(Items from a dataset)
──────
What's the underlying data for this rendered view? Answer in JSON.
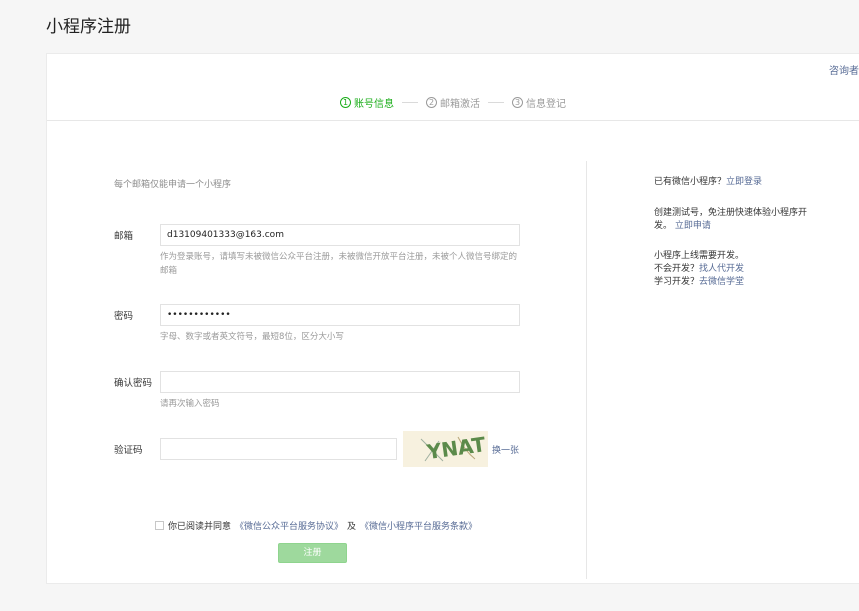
{
  "page": {
    "title": "小程序注册"
  },
  "header": {
    "consult_text": "咨询者",
    "steps": [
      {
        "num": "1",
        "label": "账号信息"
      },
      {
        "num": "2",
        "label": "邮箱激活"
      },
      {
        "num": "3",
        "label": "信息登记"
      }
    ]
  },
  "form": {
    "notice": "每个邮箱仅能申请一个小程序",
    "email": {
      "label": "邮箱",
      "value": "d13109401333@163.com",
      "tip": "作为登录账号，请填写未被微信公众平台注册，未被微信开放平台注册，未被个人微信号绑定的邮箱"
    },
    "password": {
      "label": "密码",
      "value": "••••••••••••",
      "tip": "字母、数字或者英文符号，最短8位，区分大小写"
    },
    "confirm": {
      "label": "确认密码",
      "value": "",
      "tip": "请再次输入密码"
    },
    "captcha": {
      "label": "验证码",
      "value": "",
      "image_text": "YNAT",
      "swap_label": "换一张"
    },
    "agreement": {
      "prefix": "你已阅读并同意",
      "link1": "《微信公众平台服务协议》",
      "middle": "及",
      "link2": "《微信小程序平台服务条款》"
    },
    "submit_label": "注册"
  },
  "sidebar": {
    "login_prompt": "已有微信小程序？",
    "login_link": "立即登录",
    "test_text": "创建测试号，免注册快速体验小程序开发。",
    "test_link": "立即申请",
    "dev_line": "小程序上线需要开发。",
    "no_dev_prompt": "不会开发？",
    "no_dev_link": "找人代开发",
    "learn_prompt": "学习开发？",
    "learn_link": "去微信学堂"
  },
  "colors": {
    "accent": "#1aad19",
    "link": "#576b95",
    "button_disabled": "#9ed99d"
  }
}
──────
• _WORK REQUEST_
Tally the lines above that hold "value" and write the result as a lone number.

• _WRITTEN REPLY_
4